▸ **PROVIDED ENTRIES**
::::::

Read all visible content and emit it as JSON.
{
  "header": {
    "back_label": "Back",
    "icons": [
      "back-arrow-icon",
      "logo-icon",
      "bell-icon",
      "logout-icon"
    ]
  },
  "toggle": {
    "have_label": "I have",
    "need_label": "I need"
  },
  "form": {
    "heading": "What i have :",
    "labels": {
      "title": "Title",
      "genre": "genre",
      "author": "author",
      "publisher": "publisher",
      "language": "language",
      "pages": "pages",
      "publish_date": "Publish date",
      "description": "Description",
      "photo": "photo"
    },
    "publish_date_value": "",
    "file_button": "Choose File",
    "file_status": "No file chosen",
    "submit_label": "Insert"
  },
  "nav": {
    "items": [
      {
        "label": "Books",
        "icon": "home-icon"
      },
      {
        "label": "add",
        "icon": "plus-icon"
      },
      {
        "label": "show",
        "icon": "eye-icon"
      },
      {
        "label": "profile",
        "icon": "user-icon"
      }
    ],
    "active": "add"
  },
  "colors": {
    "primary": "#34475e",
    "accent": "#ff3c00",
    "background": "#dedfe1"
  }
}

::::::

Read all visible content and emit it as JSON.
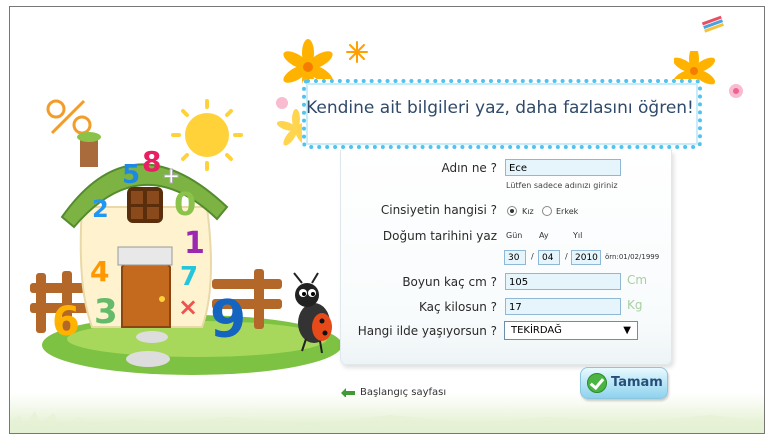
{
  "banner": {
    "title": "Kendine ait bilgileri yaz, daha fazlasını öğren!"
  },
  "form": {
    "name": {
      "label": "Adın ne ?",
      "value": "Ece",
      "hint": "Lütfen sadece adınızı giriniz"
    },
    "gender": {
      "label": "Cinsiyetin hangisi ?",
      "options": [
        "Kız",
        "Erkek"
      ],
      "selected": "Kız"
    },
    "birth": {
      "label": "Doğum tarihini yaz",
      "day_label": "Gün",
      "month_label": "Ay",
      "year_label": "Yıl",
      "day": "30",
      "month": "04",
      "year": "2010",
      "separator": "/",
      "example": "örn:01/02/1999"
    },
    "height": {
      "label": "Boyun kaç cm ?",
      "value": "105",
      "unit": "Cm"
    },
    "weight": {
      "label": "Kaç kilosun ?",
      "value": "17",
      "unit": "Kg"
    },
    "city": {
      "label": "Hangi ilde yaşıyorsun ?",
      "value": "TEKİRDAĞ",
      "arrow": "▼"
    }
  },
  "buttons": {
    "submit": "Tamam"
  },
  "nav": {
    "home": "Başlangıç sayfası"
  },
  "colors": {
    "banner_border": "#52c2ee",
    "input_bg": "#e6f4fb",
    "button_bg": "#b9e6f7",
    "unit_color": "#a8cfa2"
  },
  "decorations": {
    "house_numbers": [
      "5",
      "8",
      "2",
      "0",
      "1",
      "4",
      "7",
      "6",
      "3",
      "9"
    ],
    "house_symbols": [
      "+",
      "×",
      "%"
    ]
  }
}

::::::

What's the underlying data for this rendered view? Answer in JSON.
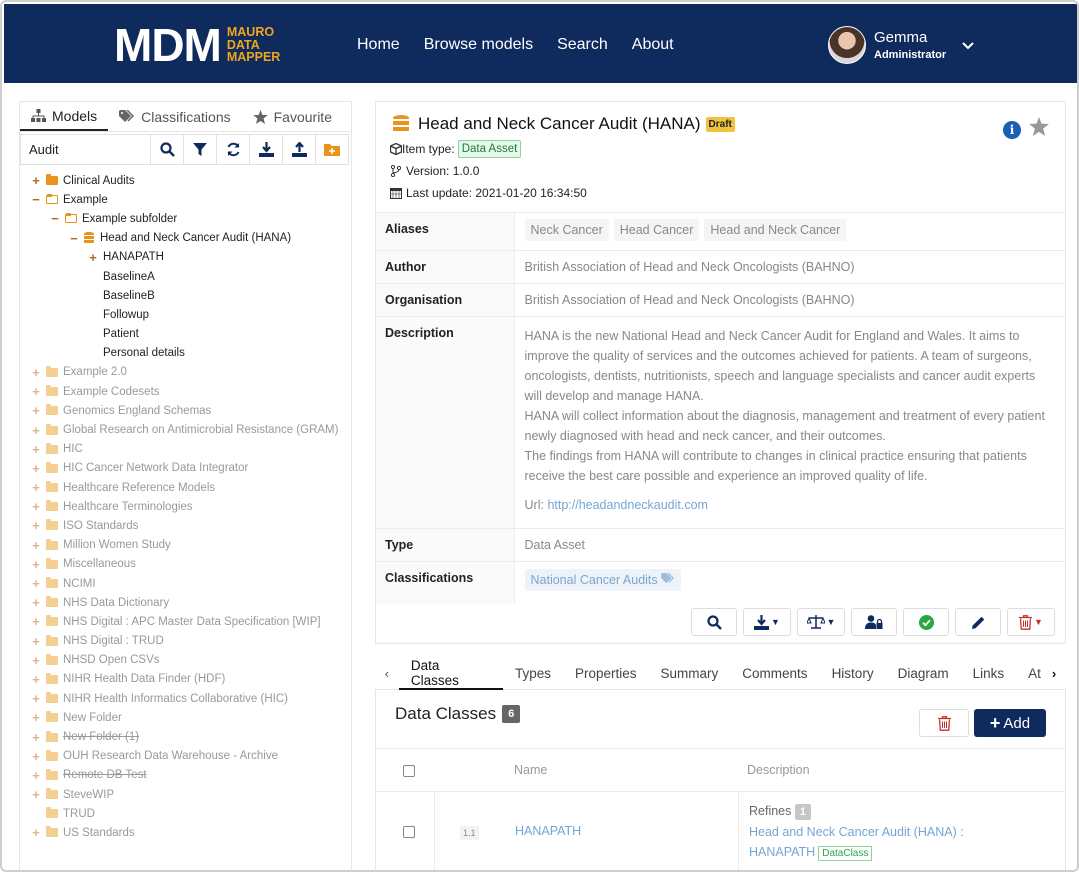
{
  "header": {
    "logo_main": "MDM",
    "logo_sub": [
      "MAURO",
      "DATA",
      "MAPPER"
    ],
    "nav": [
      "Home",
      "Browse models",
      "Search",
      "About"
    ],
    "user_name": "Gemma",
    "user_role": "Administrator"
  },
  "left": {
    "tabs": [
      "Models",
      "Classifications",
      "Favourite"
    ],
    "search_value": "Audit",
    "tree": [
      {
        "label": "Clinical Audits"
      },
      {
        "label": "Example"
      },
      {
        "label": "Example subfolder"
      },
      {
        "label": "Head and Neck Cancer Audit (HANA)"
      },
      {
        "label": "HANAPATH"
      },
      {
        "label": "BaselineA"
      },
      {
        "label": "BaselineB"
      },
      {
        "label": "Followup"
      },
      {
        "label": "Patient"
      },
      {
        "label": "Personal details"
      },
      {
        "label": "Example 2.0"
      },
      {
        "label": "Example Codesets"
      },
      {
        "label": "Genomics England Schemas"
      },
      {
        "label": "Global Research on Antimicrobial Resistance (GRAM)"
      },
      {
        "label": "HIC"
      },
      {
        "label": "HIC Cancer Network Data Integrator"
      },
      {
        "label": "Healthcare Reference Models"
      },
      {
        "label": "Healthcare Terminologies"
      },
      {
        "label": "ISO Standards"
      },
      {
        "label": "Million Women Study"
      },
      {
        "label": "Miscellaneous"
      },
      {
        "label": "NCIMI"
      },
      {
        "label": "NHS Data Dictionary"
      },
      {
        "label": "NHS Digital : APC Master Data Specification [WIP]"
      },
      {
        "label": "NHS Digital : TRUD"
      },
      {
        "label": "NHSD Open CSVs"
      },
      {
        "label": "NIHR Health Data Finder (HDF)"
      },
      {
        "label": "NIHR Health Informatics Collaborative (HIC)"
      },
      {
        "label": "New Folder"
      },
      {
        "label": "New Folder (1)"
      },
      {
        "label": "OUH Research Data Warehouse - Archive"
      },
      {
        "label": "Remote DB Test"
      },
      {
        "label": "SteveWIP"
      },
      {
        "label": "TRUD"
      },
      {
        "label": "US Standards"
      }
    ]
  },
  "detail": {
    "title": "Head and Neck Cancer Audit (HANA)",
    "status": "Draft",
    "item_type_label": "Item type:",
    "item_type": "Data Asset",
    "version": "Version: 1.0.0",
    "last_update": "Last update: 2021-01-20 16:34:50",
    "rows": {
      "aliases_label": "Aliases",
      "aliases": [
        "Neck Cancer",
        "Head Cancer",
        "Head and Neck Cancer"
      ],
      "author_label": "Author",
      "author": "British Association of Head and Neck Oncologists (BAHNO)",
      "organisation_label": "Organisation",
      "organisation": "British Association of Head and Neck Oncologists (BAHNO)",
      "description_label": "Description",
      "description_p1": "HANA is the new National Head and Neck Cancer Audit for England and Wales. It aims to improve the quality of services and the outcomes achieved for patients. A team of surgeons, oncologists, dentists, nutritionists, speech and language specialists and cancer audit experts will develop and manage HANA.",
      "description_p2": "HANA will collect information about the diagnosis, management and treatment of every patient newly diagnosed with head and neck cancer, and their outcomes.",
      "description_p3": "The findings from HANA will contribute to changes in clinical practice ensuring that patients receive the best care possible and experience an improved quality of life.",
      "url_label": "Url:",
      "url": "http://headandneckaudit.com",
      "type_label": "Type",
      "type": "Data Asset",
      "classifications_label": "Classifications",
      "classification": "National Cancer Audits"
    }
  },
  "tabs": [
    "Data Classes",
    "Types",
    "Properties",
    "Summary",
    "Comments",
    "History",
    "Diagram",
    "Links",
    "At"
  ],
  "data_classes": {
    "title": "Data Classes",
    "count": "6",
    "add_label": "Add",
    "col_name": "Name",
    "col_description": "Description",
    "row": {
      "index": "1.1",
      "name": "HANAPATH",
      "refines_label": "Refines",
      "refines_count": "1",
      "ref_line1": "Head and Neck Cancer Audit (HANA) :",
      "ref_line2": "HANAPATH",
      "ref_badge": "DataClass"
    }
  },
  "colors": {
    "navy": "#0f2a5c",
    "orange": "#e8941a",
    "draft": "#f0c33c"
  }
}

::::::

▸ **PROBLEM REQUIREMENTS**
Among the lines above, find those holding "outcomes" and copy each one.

▸ **ANSWER FOR THE TASK**
      "description_p1": "HANA is the new National Head and Neck Cancer Audit for England and Wales. It aims to improve the quality of services and the outcomes achieved for patients. A team of surgeons, oncologists, dentists, nutritionists, speech and language specialists and cancer audit experts will develop and manage HANA.",
      "description_p2": "HANA will collect information about the diagnosis, management and treatment of every patient newly diagnosed with head and neck cancer, and their outcomes.",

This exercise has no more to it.